Estimating Code (Stories)

I've worked in several "Agile" development teams over the years; from developer, to manager. Estimates are always one of the challenging things around software; both development's actual estimates (making them is very hard), as well as management's interpretation/understanding of them.

Some advice to developers:

Never utter the words "that is easy," because if you do, rest assured that everyone in the room has a radically different definition of "easy" (which is fluid in and of itself), and 3/4s of the room will expect the work to be done before the conversation is over. When I hear the words "that's a one-liner," I cringe. That "one-liner" inevitably takes hours of work. Try to consider the full spectrum of your process. When you make that "one-liner" change, what are the ramifications to your test infrastructure, for example?

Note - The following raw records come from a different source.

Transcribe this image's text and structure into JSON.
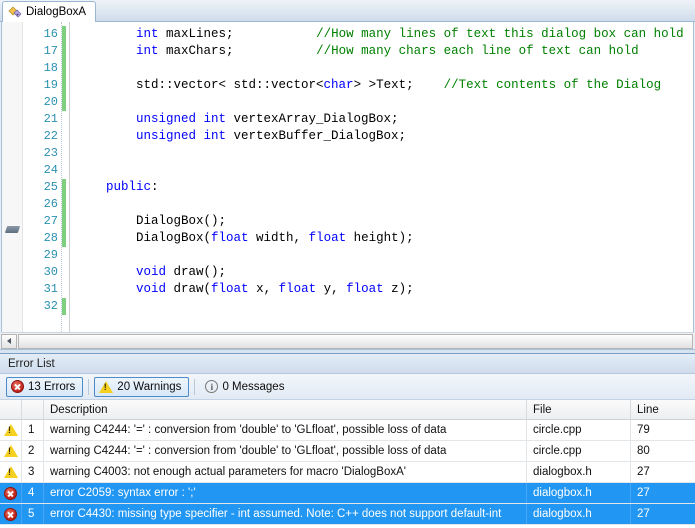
{
  "editor": {
    "tab": {
      "label": "DialogBoxA",
      "icon": "cpp-header-file-icon"
    },
    "first_line_number": 16,
    "lines": [
      {
        "num": 16,
        "changed": true,
        "tokens": [
          {
            "t": "        ",
            "c": "txt"
          },
          {
            "t": "int",
            "c": "kw"
          },
          {
            "t": " maxLines;           ",
            "c": "txt"
          },
          {
            "t": "//How many lines of text this dialog box can hold",
            "c": "cmt"
          }
        ]
      },
      {
        "num": 17,
        "changed": true,
        "tokens": [
          {
            "t": "        ",
            "c": "txt"
          },
          {
            "t": "int",
            "c": "kw"
          },
          {
            "t": " maxChars;           ",
            "c": "txt"
          },
          {
            "t": "//How many chars each line of text can hold",
            "c": "cmt"
          }
        ]
      },
      {
        "num": 18,
        "changed": true,
        "tokens": []
      },
      {
        "num": 19,
        "changed": true,
        "tokens": [
          {
            "t": "        std::vector< std::vector<",
            "c": "txt"
          },
          {
            "t": "char",
            "c": "kw"
          },
          {
            "t": "> >Text;    ",
            "c": "txt"
          },
          {
            "t": "//Text contents of the Dialog",
            "c": "cmt"
          }
        ]
      },
      {
        "num": 20,
        "changed": true,
        "tokens": []
      },
      {
        "num": 21,
        "changed": false,
        "tokens": [
          {
            "t": "        ",
            "c": "txt"
          },
          {
            "t": "unsigned int",
            "c": "kw"
          },
          {
            "t": " vertexArray_DialogBox;",
            "c": "txt"
          }
        ]
      },
      {
        "num": 22,
        "changed": false,
        "tokens": [
          {
            "t": "        ",
            "c": "txt"
          },
          {
            "t": "unsigned int",
            "c": "kw"
          },
          {
            "t": " vertexBuffer_DialogBox;",
            "c": "txt"
          }
        ]
      },
      {
        "num": 23,
        "changed": false,
        "tokens": []
      },
      {
        "num": 24,
        "changed": false,
        "tokens": []
      },
      {
        "num": 25,
        "changed": true,
        "tokens": [
          {
            "t": "    ",
            "c": "txt"
          },
          {
            "t": "public",
            "c": "kw"
          },
          {
            "t": ":",
            "c": "txt"
          }
        ]
      },
      {
        "num": 26,
        "changed": true,
        "tokens": []
      },
      {
        "num": 27,
        "changed": true,
        "tokens": [
          {
            "t": "        DialogBox();",
            "c": "txt"
          }
        ]
      },
      {
        "num": 28,
        "changed": true,
        "tokens": [
          {
            "t": "        DialogBox(",
            "c": "txt"
          },
          {
            "t": "float",
            "c": "kw"
          },
          {
            "t": " width, ",
            "c": "txt"
          },
          {
            "t": "float",
            "c": "kw"
          },
          {
            "t": " height);",
            "c": "txt"
          }
        ]
      },
      {
        "num": 29,
        "changed": false,
        "tokens": []
      },
      {
        "num": 30,
        "changed": false,
        "tokens": [
          {
            "t": "        ",
            "c": "txt"
          },
          {
            "t": "void",
            "c": "kw"
          },
          {
            "t": " draw();",
            "c": "txt"
          }
        ]
      },
      {
        "num": 31,
        "changed": false,
        "tokens": [
          {
            "t": "        ",
            "c": "txt"
          },
          {
            "t": "void",
            "c": "kw"
          },
          {
            "t": " draw(",
            "c": "txt"
          },
          {
            "t": "float",
            "c": "kw"
          },
          {
            "t": " x, ",
            "c": "txt"
          },
          {
            "t": "float",
            "c": "kw"
          },
          {
            "t": " y, ",
            "c": "txt"
          },
          {
            "t": "float",
            "c": "kw"
          },
          {
            "t": " z);",
            "c": "txt"
          }
        ]
      },
      {
        "num": 32,
        "changed": true,
        "tokens": []
      }
    ],
    "scroll": {
      "left_arrow": "scroll-left-arrow-icon"
    }
  },
  "error_list": {
    "title": "Error List",
    "filters": [
      {
        "label": "13 Errors",
        "icon": "error-icon",
        "active": true
      },
      {
        "label": "20 Warnings",
        "icon": "warning-icon",
        "active": true
      },
      {
        "label": "0 Messages",
        "icon": "info-icon",
        "active": false
      }
    ],
    "columns": [
      "",
      "",
      "Description",
      "File",
      "Line"
    ],
    "rows": [
      {
        "severity": "warning",
        "num": "1",
        "description": "warning C4244: '=' : conversion from 'double' to 'GLfloat', possible loss of data",
        "file": "circle.cpp",
        "line": "79",
        "selected": false
      },
      {
        "severity": "warning",
        "num": "2",
        "description": "warning C4244: '=' : conversion from 'double' to 'GLfloat', possible loss of data",
        "file": "circle.cpp",
        "line": "80",
        "selected": false
      },
      {
        "severity": "warning",
        "num": "3",
        "description": "warning C4003: not enough actual parameters for macro 'DialogBoxA'",
        "file": "dialogbox.h",
        "line": "27",
        "selected": false
      },
      {
        "severity": "error",
        "num": "4",
        "description": "error C2059: syntax error : ';'",
        "file": "dialogbox.h",
        "line": "27",
        "selected": true
      },
      {
        "severity": "error",
        "num": "5",
        "description": "error C4430: missing type specifier - int assumed. Note: C++ does not support default-int",
        "file": "dialogbox.h",
        "line": "27",
        "selected": true
      }
    ]
  },
  "colors": {
    "selection_blue": "#2196f3",
    "keyword_blue": "#0000ff",
    "comment_green": "#008000",
    "linenumber_teal": "#2b91af",
    "changebar_green": "#7ed07e"
  }
}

Whatever environment, or team setting, you are in, you need to understand it so you are able to fully estimate a Story.

Too often developers have tunnel vision into their specific area, and we lose sight of the bigger picture. Story/work estimation is part of a bigger picture, and developers need to be aware of that when we're estimating things.

Some advice to managers ("managers," product managers, project managers, whatever):

If you ever hear the words "that is easy" or "that's a one-liner," take it with a grain of salt. Gently prod to vet the surrounding estimates. The coding itself, may indeed be an "easy" "one-liner," but the ramifications to tests that have been written, or to QA, or to operations/production, or deployment, or system administration, may be huge.

Everyone on the team needs to have an understanding of their process and software life cycle in order to have a sense of what code is going to do downstream. There are plenty of "one-liners" that can bring your software to it's knees for weeks.

Software construction doesn't work well when the "customer" (Product Management, CEO, contracting client, yourself, whomever) is disconnected from the process. That disconnect can be organizational, emotional, intellectual, or otherwise. If you're building software and you feel disconnected from your customer, fix it. If you're having software built for you and you feel disconnected from development, fix it.

Jud Valeski

Jud Valeski

Parent, photographer, mountain biker, runner, investor, wagyu & sushi eater, and a Boulderite. Full bio here:
Boulder, CO